Morning Star Staff
It was business as usual for Wayne Little as he completed his last shift with Vernon Fire and Rescue Services Tuesday.
“I’ve just got to finish this report,” he said at 7:45 a.m., as he wrapped up a 14-hour shift on duty which included attending two FMR (First Medical Response) calls.
“Firefighting is a tradition in our family. My uncle, Fred Little, joined in Vernon in 1932 and was chief from 1939-1970, and my father, Ken Little, was a firefighter for 33 years and chief from 1970-1980. The family has been serving for 80 years. I remember going to visit the old Vernon fire hall as a kid.”
Little started working at Safeway and began as a volunteer firefighter for three-and-a-half years after his father convinced him it would be a good job. He was a career firefighter for more than 32 years, retiring as Captain of Vernon Fire Rescue C Shift.
“It’s been a great career. I have really enjoyed my job here. Every day is different and you make good friends with the people you work with,” he said.
One of the most memorable fires he fought was the ice plant fire in July 1980.
“It was my first year and I was pumping from the arial ladder. Suddenly, there was the biggest fire ball and the 50 people who had been watching were running down the railroad tracks.
“Firefighting is always about getting the fire out safely for everyone. I would say the trucks have changed in that the trucks are more technical and the training is always getting better. Firefighters are very well prepared. I’ve had three or four near misses but with good timing, I made it. It’s exciting work and you have to make important decisions very quickly but I’ve enjoyed it. This is a bitter-sweet day for me.”
Little plans to keep busy with his many hobbies, which include rock hounding, photography, golf, tennis and fishing.

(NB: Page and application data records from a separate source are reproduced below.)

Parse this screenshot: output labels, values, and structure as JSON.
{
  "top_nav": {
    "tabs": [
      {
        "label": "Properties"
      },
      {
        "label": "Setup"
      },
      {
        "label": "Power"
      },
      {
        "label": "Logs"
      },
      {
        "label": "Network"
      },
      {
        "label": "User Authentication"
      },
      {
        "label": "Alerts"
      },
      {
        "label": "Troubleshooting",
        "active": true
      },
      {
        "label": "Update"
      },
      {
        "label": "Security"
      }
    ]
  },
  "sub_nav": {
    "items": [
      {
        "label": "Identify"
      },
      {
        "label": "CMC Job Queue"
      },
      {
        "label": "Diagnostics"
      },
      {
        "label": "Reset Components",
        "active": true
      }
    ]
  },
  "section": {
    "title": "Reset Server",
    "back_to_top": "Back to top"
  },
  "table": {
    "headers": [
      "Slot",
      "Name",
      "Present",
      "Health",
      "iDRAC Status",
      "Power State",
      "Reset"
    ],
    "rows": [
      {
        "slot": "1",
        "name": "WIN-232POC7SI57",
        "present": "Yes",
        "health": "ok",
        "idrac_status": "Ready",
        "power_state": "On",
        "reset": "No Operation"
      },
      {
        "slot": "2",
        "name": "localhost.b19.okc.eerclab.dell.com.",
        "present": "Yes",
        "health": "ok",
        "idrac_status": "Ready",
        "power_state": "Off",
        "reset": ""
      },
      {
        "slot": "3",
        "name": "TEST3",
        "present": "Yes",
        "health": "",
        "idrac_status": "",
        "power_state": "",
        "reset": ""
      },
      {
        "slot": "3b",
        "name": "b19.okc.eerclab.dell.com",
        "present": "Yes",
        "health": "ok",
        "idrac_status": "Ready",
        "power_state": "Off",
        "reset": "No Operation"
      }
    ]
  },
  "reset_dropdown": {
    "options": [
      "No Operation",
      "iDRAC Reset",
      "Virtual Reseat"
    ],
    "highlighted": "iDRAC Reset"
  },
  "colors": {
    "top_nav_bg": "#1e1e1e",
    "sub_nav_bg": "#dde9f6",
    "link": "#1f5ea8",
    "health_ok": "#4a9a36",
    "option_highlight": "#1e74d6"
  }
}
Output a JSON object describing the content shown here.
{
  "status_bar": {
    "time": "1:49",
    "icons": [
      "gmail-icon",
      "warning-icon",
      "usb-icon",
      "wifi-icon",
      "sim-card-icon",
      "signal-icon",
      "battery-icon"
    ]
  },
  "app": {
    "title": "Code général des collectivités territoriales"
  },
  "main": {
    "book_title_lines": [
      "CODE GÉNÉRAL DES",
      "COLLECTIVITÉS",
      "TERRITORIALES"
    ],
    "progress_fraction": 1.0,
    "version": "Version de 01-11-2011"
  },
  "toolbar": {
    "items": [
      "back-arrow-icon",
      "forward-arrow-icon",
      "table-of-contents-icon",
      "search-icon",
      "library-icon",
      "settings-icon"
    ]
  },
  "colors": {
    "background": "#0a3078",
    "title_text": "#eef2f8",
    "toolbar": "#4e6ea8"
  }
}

His advice to anyone who wants to be a firefighter: “Become a volunteer firefighter and try it out.”
Cara-Leigh Manahan, a dispatcher, will miss working with Little.
“That’s my Wayne going. He’s so consistent, you can tell he loves his job. He’s always calm and positive and that affects us all.”
Fire Chief Keith Green said, “It’s been a privilege and an honour to serve our community together. We thank Captain Little for all his dedication and hard work during his career and wish him all the best in his retirement.”
Little had the traditional last ride home in one of the fire trucks with his crew on C Shift.